- Goal of the exercise
The result should consist solely of the line containing "Serialize everything readable" and the lines that follow it below, each reproduced exactly, the last line included.

- The data
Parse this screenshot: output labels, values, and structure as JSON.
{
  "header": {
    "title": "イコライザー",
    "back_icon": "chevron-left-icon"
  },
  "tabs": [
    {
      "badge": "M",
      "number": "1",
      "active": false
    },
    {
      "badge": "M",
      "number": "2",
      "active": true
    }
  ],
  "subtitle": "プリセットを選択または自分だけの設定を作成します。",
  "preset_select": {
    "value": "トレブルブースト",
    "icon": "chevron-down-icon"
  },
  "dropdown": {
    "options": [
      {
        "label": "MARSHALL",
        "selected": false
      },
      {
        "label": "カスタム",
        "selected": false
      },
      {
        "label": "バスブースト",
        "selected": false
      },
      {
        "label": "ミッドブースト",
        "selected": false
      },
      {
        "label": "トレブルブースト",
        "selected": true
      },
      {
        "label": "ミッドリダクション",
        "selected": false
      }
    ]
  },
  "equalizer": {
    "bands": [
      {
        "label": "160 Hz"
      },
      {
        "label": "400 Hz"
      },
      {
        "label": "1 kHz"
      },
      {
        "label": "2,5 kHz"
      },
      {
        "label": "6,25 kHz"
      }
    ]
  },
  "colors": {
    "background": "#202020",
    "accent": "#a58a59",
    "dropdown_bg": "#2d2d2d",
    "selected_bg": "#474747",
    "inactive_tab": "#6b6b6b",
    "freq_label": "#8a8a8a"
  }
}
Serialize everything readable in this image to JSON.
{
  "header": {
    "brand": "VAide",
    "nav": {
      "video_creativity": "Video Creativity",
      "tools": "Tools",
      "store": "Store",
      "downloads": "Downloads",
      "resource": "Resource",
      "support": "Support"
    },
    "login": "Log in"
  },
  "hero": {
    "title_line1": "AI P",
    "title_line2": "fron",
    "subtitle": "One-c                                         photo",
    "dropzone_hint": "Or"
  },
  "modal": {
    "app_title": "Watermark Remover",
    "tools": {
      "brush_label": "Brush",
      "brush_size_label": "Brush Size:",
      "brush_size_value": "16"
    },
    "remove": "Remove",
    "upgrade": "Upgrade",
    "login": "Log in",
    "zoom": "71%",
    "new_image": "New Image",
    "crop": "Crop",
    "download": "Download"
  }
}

- Exercise result
Serialize everything readable in this image to JSON.
{
  "header": {
    "brand": "VAide",
    "nav": {
      "video_creativity": "Video Creativity",
      "tools": "Tools",
      "store": "Store",
      "downloads": "Downloads",
      "resource": "Resource",
      "support": "Support"
    },
    "login": "Log in"
  },
  "hero": {
    "title_line1": "AI P",
    "title_line2": "fron",
    "subtitle": "One-c                                         photo",
    "dropzone_hint": "Or"
  },
  "modal": {
    "app_title": "Watermark Remover",
    "tools": {
      "brush_label": "Brush",
      "brush_size_label": "Brush Size:",
      "brush_size_value": "16"
    },
    "remove": "Remove",
    "upgrade": "Upgrade",
    "login": "Log in",
    "zoom": "71%",
    "new_image": "New Image",
    "crop": "Crop",
    "download": "Download"
  }
}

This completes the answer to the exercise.